------ Data for analysis ------

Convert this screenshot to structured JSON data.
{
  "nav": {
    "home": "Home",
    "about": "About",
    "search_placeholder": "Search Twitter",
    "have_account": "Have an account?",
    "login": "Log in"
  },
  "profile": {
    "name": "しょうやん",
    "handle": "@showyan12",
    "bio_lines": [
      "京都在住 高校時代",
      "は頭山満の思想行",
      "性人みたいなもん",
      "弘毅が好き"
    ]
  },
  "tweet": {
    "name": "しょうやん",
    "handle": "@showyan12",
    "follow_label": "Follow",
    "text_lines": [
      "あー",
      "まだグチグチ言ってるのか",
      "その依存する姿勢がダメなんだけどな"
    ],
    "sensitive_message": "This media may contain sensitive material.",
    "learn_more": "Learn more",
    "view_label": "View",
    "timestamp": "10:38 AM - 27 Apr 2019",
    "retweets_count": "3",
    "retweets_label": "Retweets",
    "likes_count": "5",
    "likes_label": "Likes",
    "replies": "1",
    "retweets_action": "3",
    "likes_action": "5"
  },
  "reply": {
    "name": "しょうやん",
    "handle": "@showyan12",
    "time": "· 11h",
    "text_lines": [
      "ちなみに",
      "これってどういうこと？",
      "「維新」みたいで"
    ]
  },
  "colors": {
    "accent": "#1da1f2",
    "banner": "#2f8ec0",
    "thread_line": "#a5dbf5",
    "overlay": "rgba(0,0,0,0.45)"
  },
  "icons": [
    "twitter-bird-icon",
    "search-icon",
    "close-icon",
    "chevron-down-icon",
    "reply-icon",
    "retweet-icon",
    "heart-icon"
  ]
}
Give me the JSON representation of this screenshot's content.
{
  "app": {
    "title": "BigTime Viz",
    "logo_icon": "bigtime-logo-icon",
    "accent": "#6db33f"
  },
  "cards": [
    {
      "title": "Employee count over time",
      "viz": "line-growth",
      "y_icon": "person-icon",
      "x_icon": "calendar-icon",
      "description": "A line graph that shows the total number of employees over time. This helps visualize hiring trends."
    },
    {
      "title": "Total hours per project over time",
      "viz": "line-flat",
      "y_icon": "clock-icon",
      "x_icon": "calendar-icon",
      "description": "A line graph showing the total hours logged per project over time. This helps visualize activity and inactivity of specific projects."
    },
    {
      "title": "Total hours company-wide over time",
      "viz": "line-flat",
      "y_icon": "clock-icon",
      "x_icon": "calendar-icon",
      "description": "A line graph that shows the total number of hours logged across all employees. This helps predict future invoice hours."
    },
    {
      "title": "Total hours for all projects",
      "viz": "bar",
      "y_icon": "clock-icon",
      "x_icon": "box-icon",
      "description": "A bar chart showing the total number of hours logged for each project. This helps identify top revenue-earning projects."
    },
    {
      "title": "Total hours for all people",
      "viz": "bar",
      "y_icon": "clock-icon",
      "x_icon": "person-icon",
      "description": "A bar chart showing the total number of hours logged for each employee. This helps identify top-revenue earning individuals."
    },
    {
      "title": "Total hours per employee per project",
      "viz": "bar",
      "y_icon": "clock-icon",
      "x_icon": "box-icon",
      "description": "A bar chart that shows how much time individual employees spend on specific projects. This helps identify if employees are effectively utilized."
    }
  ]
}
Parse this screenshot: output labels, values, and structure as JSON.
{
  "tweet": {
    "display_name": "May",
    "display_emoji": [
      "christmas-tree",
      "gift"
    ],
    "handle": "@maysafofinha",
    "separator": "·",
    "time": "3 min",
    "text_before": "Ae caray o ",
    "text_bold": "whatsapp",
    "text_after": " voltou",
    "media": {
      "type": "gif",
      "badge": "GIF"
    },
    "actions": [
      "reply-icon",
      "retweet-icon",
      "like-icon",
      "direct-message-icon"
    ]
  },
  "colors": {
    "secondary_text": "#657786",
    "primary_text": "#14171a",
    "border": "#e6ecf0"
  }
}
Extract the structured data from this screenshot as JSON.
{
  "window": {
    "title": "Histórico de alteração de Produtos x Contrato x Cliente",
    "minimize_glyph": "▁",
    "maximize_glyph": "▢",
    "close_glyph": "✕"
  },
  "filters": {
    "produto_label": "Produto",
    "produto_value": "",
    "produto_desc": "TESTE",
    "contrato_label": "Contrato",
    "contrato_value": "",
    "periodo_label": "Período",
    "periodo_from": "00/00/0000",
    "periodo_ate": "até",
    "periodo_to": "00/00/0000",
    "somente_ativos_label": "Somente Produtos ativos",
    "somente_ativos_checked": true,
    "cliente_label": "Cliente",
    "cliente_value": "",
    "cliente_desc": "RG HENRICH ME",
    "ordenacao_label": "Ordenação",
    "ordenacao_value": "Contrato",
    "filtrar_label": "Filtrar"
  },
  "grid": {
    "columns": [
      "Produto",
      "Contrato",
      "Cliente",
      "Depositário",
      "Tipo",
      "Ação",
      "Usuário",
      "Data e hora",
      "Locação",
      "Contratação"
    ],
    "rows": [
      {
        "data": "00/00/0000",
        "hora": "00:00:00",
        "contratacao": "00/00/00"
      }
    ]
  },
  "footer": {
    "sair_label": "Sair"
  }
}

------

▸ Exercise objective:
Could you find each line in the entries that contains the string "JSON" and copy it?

▸ Result for this task:
Convert this screenshot to structured JSON data.
Give me the JSON representation of this screenshot's content.
Parse this screenshot: output labels, values, and structure as JSON.
Extract the structured data from this screenshot as JSON.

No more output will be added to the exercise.